• Exercise
Please write out every entry below, word for word.
(Exercise data begins)
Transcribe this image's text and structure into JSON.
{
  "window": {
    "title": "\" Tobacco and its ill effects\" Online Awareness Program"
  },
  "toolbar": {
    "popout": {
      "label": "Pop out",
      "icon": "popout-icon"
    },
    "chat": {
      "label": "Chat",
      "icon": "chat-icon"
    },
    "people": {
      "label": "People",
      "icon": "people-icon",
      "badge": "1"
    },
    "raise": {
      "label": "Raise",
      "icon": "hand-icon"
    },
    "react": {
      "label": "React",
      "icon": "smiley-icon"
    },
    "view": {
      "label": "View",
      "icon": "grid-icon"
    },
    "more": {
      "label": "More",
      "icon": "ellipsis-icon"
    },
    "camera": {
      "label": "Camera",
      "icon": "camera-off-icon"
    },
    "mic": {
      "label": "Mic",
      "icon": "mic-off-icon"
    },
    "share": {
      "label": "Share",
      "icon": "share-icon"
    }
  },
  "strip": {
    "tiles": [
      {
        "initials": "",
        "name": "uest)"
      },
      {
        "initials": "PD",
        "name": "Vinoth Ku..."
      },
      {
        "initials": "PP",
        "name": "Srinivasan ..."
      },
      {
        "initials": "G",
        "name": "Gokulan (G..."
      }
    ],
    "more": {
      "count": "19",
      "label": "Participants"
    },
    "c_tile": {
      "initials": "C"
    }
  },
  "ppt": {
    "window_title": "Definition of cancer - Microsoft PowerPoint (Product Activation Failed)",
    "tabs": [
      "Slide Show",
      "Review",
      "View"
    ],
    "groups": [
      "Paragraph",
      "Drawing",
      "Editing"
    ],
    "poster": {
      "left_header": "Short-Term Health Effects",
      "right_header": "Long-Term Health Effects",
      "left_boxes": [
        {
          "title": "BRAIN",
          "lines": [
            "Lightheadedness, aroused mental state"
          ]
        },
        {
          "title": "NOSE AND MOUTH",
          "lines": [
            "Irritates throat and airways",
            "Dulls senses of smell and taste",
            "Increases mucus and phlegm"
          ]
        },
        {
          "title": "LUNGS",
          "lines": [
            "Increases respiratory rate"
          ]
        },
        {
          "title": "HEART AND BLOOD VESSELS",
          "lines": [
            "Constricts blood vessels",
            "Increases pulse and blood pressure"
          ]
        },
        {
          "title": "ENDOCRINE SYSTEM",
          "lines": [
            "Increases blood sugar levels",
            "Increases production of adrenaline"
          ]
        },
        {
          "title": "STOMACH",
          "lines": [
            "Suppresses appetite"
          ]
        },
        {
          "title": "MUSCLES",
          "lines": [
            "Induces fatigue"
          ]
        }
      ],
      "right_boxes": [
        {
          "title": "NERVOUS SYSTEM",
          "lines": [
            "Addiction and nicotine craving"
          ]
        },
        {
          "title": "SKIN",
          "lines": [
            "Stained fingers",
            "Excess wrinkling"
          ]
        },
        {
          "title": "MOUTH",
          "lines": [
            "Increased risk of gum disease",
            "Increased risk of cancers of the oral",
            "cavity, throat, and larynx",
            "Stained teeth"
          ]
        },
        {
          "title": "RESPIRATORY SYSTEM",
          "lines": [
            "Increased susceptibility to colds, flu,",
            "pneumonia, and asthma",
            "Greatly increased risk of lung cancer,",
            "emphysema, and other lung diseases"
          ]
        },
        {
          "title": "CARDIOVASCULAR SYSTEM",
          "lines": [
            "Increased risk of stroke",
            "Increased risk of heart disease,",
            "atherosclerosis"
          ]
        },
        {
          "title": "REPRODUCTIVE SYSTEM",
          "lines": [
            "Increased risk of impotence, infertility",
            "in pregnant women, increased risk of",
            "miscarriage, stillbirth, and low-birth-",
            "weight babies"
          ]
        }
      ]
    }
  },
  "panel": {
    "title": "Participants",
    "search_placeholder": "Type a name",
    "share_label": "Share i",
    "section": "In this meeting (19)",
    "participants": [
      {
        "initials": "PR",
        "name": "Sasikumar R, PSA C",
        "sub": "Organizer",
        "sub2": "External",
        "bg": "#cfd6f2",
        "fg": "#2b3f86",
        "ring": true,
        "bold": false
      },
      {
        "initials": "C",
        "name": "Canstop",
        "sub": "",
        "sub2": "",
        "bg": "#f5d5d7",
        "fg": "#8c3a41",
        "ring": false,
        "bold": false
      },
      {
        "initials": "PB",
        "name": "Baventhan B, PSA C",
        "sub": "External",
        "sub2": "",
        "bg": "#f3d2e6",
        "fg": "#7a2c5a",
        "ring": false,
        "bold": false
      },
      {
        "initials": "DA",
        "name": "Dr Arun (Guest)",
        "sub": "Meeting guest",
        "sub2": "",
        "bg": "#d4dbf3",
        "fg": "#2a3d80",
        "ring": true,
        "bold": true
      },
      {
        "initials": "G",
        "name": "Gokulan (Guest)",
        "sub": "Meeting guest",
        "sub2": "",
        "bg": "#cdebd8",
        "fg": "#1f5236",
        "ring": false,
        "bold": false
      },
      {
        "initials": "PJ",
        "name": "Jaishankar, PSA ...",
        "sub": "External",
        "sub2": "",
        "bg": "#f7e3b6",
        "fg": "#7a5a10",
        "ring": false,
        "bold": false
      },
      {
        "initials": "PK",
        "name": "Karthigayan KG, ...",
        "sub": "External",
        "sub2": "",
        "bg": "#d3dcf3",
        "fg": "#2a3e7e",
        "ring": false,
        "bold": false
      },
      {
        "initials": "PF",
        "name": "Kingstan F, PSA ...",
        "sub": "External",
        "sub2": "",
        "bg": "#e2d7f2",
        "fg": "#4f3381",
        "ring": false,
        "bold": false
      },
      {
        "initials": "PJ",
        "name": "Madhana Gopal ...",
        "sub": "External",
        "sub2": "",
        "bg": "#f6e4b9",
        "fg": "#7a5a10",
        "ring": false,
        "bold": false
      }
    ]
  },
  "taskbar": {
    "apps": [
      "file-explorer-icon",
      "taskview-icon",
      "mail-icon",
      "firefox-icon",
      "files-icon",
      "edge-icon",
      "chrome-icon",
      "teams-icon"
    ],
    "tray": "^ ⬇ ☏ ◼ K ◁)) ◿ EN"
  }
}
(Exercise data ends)
• Task solution
Transcribe this image's text and structure into JSON.
{
  "window": {
    "title": "\" Tobacco and its ill effects\" Online Awareness Program"
  },
  "toolbar": {
    "popout": {
      "label": "Pop out",
      "icon": "popout-icon"
    },
    "chat": {
      "label": "Chat",
      "icon": "chat-icon"
    },
    "people": {
      "label": "People",
      "icon": "people-icon",
      "badge": "1"
    },
    "raise": {
      "label": "Raise",
      "icon": "hand-icon"
    },
    "react": {
      "label": "React",
      "icon": "smiley-icon"
    },
    "view": {
      "label": "View",
      "icon": "grid-icon"
    },
    "more": {
      "label": "More",
      "icon": "ellipsis-icon"
    },
    "camera": {
      "label": "Camera",
      "icon": "camera-off-icon"
    },
    "mic": {
      "label": "Mic",
      "icon": "mic-off-icon"
    },
    "share": {
      "label": "Share",
      "icon": "share-icon"
    }
  },
  "strip": {
    "tiles": [
      {
        "initials": "",
        "name": "uest)"
      },
      {
        "initials": "PD",
        "name": "Vinoth Ku..."
      },
      {
        "initials": "PP",
        "name": "Srinivasan ..."
      },
      {
        "initials": "G",
        "name": "Gokulan (G..."
      }
    ],
    "more": {
      "count": "19",
      "label": "Participants"
    },
    "c_tile": {
      "initials": "C"
    }
  },
  "ppt": {
    "window_title": "Definition of cancer - Microsoft PowerPoint (Product Activation Failed)",
    "tabs": [
      "Slide Show",
      "Review",
      "View"
    ],
    "groups": [
      "Paragraph",
      "Drawing",
      "Editing"
    ],
    "poster": {
      "left_header": "Short-Term Health Effects",
      "right_header": "Long-Term Health Effects",
      "left_boxes": [
        {
          "title": "BRAIN",
          "lines": [
            "Lightheadedness, aroused mental state"
          ]
        },
        {
          "title": "NOSE AND MOUTH",
          "lines": [
            "Irritates throat and airways",
            "Dulls senses of smell and taste",
            "Increases mucus and phlegm"
          ]
        },
        {
          "title": "LUNGS",
          "lines": [
            "Increases respiratory rate"
          ]
        },
        {
          "title": "HEART AND BLOOD VESSELS",
          "lines": [
            "Constricts blood vessels",
            "Increases pulse and blood pressure"
          ]
        },
        {
          "title": "ENDOCRINE SYSTEM",
          "lines": [
            "Increases blood sugar levels",
            "Increases production of adrenaline"
          ]
        },
        {
          "title": "STOMACH",
          "lines": [
            "Suppresses appetite"
          ]
        },
        {
          "title": "MUSCLES",
          "lines": [
            "Induces fatigue"
          ]
        }
      ],
      "right_boxes": [
        {
          "title": "NERVOUS SYSTEM",
          "lines": [
            "Addiction and nicotine craving"
          ]
        },
        {
          "title": "SKIN",
          "lines": [
            "Stained fingers",
            "Excess wrinkling"
          ]
        },
        {
          "title": "MOUTH",
          "lines": [
            "Increased risk of gum disease",
            "Increased risk of cancers of the oral",
            "cavity, throat, and larynx",
            "Stained teeth"
          ]
        },
        {
          "title": "RESPIRATORY SYSTEM",
          "lines": [
            "Increased susceptibility to colds, flu,",
            "pneumonia, and asthma",
            "Greatly increased risk of lung cancer,",
            "emphysema, and other lung diseases"
          ]
        },
        {
          "title": "CARDIOVASCULAR SYSTEM",
          "lines": [
            "Increased risk of stroke",
            "Increased risk of heart disease,",
            "atherosclerosis"
          ]
        },
        {
          "title": "REPRODUCTIVE SYSTEM",
          "lines": [
            "Increased risk of impotence, infertility",
            "in pregnant women, increased risk of",
            "miscarriage, stillbirth, and low-birth-",
            "weight babies"
          ]
        }
      ]
    }
  },
  "panel": {
    "title": "Participants",
    "search_placeholder": "Type a name",
    "share_label": "Share i",
    "section": "In this meeting (19)",
    "participants": [
      {
        "initials": "PR",
        "name": "Sasikumar R, PSA C",
        "sub": "Organizer",
        "sub2": "External",
        "bg": "#cfd6f2",
        "fg": "#2b3f86",
        "ring": true,
        "bold": false
      },
      {
        "initials": "C",
        "name": "Canstop",
        "sub": "",
        "sub2": "",
        "bg": "#f5d5d7",
        "fg": "#8c3a41",
        "ring": false,
        "bold": false
      },
      {
        "initials": "PB",
        "name": "Baventhan B, PSA C",
        "sub": "External",
        "sub2": "",
        "bg": "#f3d2e6",
        "fg": "#7a2c5a",
        "ring": false,
        "bold": false
      },
      {
        "initials": "DA",
        "name": "Dr Arun (Guest)",
        "sub": "Meeting guest",
        "sub2": "",
        "bg": "#d4dbf3",
        "fg": "#2a3d80",
        "ring": true,
        "bold": true
      },
      {
        "initials": "G",
        "name": "Gokulan (Guest)",
        "sub": "Meeting guest",
        "sub2": "",
        "bg": "#cdebd8",
        "fg": "#1f5236",
        "ring": false,
        "bold": false
      },
      {
        "initials": "PJ",
        "name": "Jaishankar, PSA ...",
        "sub": "External",
        "sub2": "",
        "bg": "#f7e3b6",
        "fg": "#7a5a10",
        "ring": false,
        "bold": false
      },
      {
        "initials": "PK",
        "name": "Karthigayan KG, ...",
        "sub": "External",
        "sub2": "",
        "bg": "#d3dcf3",
        "fg": "#2a3e7e",
        "ring": false,
        "bold": false
      },
      {
        "initials": "PF",
        "name": "Kingstan F, PSA ...",
        "sub": "External",
        "sub2": "",
        "bg": "#e2d7f2",
        "fg": "#4f3381",
        "ring": false,
        "bold": false
      },
      {
        "initials": "PJ",
        "name": "Madhana Gopal ...",
        "sub": "External",
        "sub2": "",
        "bg": "#f6e4b9",
        "fg": "#7a5a10",
        "ring": false,
        "bold": false
      }
    ]
  },
  "taskbar": {
    "apps": [
      "file-explorer-icon",
      "taskview-icon",
      "mail-icon",
      "firefox-icon",
      "files-icon",
      "edge-icon",
      "chrome-icon",
      "teams-icon"
    ],
    "tray": "^ ⬇ ☏ ◼ K ◁)) ◿ EN"
  }
}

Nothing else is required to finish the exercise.